The current gaming licenses expire in 2012, which makes that the date that the new laws would go into effect. The law would ban ATM machines from clubs or bars that offered video poker.

“A lot of Victorian problem gamblers and their families are going to suufer terribly in the four years until this government finally takes some minimal action towards dealing with the problem,” said Michael O’Brien, opposition gaming spokesman.

Prime Minister Kevin Rudd had talks with Brumby on Monday. The talks led to the decision that barring ATM machines would cut down on problem gambling.

The hope is that other states in Australia follow the lead of Victoria. The idea, on the surface, appears to be a good one.

Anyone who wants to withdraw money to gamble would have to go to another location to do so. That time would give the gambler time to reconsider their decision to withdraw the money.

Club owners have asked Rudd to not make the rule a national one.
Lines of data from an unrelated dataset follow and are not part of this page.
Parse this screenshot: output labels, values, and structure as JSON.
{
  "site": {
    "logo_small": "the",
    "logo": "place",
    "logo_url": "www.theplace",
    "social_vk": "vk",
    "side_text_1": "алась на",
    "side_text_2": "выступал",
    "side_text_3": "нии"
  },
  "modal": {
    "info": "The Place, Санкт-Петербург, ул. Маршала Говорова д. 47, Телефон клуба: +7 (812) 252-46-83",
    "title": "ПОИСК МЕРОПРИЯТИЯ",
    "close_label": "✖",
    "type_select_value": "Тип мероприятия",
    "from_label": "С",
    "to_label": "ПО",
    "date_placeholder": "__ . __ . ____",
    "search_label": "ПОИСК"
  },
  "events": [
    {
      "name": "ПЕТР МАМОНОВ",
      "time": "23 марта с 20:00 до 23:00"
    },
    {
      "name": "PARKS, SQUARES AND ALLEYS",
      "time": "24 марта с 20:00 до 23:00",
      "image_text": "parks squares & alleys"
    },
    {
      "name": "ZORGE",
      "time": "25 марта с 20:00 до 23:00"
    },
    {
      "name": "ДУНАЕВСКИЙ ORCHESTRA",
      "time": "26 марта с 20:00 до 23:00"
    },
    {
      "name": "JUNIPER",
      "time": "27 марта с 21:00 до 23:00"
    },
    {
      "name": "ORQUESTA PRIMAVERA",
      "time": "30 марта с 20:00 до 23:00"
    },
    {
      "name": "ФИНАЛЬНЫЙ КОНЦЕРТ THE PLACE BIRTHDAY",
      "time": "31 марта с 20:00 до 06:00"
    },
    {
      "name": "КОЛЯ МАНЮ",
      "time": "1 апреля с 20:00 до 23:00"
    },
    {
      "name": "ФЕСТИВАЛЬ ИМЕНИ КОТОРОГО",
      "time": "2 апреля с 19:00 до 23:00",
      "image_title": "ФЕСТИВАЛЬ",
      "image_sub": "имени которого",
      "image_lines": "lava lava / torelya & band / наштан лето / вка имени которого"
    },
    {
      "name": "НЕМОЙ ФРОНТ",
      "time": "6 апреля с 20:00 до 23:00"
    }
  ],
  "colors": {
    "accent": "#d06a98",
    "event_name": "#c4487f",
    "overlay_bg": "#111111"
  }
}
So far there has been no decision on whether he was considering expanding the law outside of Victoria.